Content that may disturb children
Children under five could be scared or disturbed by one particularly dramatic, eerie and foreboding scene. In this scene, the penguins are huddled together during a bad storm. While they are listening intently to one penguin talking about the will to survive, strange shapes merge and swirl above them in the dark storm, contrasting with the glowing northern lights.
There are other scenes in this movie that could scare or disturb children in this age group. For example:
- Mumble (as a baby) is cornered by a gang of birds that want to eat him. He pleads for mercy, for his life, but is relentlessly pursued until he falls into a crevice in the ice where their beaks and talons can’t reach. There he lies shivering, shaking and alone.
- A vehicle that appears to be engaging in scientific research plummets into the ocean after an avalanche and disappears into the depths. We don’t see people inside and no-one escapes. We get the impression that the vehicle was occupied based on some of the contents that float out as it sinks into the darkness.
- Lovelace has a six-pack plastic ring around his neck that is slowly strangling him.
Some children in this age group could be concerned by some of the scenes listed above.
It is unlikely that anything in this film would frighten children over the age of 13.
There are some sexual references in this movie, mainly in song lyrics. For example:
- ‘I just need your body baby from dusk till dawn.’
- ‘You don’t need to be beautiful to turn me on.’
- ‘Let’s talk about sex baby.’
- ‘Do you see something you like?’
- ‘Go forth and multiply.’
- ‘I’ll make love to you, like you want me to ...’
- ‘Love her up real good.’
- ‘Shake your bon-bon,’ referring to a voluptuous backside.
- ‘You don’t need to be beautiful baby. I just need your body.’
Alcohol, drugs and other substances
Nudity and sexual activity
There is some nudity and sexual activity in this movie. For example:
- ‘Lovelace’s ladies’ do a sexy dance while he sings to a crowd.
- Lovelace takes several female penguins in his arms and leads them to his ‘couch of perpetual indulgence’ and then asks, ‘Ladies, who is first?’
Although this movie contains no coarse language, it does contain several put-downs.
Ideas to discuss with your children
Happy Feet is an animated film with an important message and brilliant special effects. The film will appeal to all ages, but because of its content, is more suited to older children and adults.

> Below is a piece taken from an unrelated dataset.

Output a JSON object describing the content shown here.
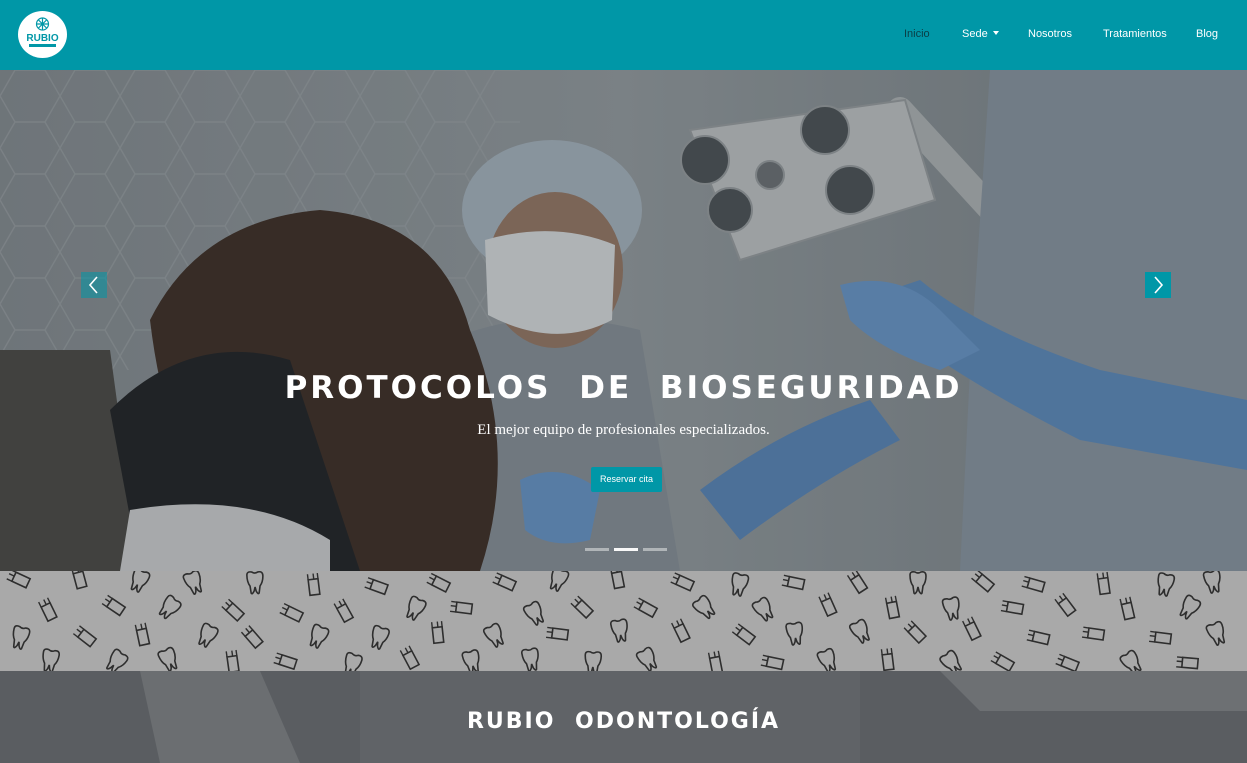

The main messages from this movie are to be true to yourself, tolerant of those who are different and accepting of the special gifts and talents of every individual. This movie also gives you the opportunity to discuss with your child the values of determination, creativity, tolerance and joyfulness.

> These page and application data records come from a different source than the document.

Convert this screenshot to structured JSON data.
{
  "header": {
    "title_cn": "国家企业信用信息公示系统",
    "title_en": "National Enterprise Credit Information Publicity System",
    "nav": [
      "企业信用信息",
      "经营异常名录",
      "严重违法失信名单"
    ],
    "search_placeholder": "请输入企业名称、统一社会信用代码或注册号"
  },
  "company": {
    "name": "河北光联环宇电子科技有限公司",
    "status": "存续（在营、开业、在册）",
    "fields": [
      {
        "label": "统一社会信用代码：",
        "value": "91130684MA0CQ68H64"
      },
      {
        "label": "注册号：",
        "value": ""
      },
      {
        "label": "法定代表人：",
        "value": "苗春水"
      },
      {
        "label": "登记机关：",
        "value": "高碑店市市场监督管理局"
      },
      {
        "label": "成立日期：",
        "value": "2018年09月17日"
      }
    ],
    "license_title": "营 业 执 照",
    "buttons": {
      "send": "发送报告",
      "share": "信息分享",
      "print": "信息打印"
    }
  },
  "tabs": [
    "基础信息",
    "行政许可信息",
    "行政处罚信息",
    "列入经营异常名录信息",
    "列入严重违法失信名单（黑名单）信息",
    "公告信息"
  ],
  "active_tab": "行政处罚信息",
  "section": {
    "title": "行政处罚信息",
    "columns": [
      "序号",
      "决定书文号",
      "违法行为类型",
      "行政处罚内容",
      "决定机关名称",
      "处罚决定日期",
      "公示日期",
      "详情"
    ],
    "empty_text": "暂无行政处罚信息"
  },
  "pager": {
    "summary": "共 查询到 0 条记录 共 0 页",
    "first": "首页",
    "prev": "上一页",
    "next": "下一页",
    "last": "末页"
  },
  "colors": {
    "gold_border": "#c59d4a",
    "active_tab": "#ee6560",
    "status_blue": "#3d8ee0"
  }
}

The film highlights the impact that over-fishing and pollution have on the natural environment and how these affect the voiceless creatures that share the planet with us. You could also discuss the effect that excessive consumption and carelessness have on the environment.